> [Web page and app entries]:
◇ ◇ ◇

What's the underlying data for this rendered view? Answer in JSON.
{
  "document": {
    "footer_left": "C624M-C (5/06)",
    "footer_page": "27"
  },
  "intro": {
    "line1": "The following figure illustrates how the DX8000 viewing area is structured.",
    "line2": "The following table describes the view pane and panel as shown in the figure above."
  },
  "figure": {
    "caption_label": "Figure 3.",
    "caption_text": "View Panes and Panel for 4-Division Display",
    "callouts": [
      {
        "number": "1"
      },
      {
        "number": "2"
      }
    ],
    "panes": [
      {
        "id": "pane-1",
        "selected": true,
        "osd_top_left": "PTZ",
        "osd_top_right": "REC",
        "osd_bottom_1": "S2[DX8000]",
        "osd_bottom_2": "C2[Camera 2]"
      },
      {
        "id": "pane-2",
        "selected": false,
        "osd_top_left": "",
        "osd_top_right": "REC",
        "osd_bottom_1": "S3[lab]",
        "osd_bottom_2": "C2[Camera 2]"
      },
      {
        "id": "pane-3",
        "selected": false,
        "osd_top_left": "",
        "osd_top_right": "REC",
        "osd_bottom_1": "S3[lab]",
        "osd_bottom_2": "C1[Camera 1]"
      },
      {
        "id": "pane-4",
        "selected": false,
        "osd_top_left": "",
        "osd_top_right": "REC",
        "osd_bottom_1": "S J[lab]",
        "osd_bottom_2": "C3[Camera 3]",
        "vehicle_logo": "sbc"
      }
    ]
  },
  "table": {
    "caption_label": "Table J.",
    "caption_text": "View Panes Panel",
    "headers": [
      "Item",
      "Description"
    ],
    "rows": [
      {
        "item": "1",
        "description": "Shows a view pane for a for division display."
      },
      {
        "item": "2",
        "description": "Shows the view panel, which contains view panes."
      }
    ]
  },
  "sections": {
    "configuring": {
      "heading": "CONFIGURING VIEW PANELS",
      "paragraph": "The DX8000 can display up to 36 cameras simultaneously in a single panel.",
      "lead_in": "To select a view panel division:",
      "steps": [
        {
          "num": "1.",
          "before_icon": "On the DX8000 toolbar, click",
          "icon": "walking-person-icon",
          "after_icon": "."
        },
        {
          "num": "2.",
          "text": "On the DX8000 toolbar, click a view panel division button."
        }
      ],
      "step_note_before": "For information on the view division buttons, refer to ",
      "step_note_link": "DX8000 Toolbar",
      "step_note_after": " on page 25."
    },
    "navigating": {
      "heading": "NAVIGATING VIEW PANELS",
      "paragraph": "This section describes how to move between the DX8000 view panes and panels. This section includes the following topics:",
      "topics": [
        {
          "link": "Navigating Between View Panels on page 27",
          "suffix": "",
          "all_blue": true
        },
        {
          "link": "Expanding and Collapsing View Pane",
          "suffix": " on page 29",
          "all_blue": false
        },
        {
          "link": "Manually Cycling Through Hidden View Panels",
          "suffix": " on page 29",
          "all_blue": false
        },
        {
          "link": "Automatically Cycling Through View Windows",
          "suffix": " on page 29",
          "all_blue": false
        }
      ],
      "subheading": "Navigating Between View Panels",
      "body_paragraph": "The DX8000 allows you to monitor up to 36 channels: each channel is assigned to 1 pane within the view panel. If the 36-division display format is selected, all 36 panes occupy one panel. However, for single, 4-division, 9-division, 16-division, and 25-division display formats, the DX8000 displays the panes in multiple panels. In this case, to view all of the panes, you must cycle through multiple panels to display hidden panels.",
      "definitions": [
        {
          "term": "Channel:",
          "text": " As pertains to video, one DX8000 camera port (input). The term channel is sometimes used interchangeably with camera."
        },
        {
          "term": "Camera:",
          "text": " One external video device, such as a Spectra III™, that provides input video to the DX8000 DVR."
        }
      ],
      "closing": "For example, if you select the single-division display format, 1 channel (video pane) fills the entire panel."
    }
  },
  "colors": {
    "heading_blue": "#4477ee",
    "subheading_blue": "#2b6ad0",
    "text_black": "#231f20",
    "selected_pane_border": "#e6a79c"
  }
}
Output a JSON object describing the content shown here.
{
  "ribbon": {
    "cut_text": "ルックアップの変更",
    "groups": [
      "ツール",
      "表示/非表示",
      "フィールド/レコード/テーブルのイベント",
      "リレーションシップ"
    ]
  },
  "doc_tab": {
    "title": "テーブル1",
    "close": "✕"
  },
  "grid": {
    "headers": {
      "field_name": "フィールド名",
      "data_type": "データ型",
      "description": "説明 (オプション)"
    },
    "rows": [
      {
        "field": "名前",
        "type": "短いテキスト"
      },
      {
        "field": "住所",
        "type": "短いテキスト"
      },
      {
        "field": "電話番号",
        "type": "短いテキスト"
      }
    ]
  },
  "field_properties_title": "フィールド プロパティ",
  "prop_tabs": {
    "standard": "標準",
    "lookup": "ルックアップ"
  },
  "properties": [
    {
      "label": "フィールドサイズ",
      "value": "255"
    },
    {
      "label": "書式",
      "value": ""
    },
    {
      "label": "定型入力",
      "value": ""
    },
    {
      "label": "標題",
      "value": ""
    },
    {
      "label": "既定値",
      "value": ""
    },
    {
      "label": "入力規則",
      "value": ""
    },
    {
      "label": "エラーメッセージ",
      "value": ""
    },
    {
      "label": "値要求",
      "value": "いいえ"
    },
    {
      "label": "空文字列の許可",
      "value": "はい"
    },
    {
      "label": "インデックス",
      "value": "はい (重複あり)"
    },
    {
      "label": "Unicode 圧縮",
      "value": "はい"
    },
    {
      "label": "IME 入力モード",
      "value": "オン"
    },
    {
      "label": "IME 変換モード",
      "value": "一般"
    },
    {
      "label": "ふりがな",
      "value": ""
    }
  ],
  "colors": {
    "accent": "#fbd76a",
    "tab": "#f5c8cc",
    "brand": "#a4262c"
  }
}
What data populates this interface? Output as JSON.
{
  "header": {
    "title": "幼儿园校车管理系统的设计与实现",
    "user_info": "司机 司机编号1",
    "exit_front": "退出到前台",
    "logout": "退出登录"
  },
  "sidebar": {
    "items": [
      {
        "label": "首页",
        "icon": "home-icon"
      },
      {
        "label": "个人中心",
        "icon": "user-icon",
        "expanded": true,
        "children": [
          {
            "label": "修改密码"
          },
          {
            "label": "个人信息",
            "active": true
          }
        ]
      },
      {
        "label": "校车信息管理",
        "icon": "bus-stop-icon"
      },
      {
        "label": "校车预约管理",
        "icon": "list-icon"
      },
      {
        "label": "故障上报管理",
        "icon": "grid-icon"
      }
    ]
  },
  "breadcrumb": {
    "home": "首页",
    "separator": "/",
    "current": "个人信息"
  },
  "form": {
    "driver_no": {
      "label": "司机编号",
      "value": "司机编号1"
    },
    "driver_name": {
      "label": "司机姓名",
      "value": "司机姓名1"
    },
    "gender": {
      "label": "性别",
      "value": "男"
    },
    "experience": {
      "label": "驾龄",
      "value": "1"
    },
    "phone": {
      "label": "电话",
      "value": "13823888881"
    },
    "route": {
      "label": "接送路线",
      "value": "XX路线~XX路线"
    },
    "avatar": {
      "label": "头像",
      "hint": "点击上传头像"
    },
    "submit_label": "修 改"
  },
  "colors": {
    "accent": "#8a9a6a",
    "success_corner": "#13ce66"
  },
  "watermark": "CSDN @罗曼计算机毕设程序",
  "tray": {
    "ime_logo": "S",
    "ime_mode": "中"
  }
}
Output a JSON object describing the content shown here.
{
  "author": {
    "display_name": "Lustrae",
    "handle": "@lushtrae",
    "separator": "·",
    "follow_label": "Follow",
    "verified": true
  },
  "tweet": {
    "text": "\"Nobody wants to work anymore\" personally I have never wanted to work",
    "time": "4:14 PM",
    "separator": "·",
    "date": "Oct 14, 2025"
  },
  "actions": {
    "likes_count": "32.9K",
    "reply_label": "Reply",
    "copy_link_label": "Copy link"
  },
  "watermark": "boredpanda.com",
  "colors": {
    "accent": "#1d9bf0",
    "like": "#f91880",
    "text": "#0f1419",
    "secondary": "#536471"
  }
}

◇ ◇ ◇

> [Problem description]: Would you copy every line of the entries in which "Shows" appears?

> [Output for this task]:
        "description": "Shows a view pane for a for division display."
        "description": "Shows the view panel, which contains view panes."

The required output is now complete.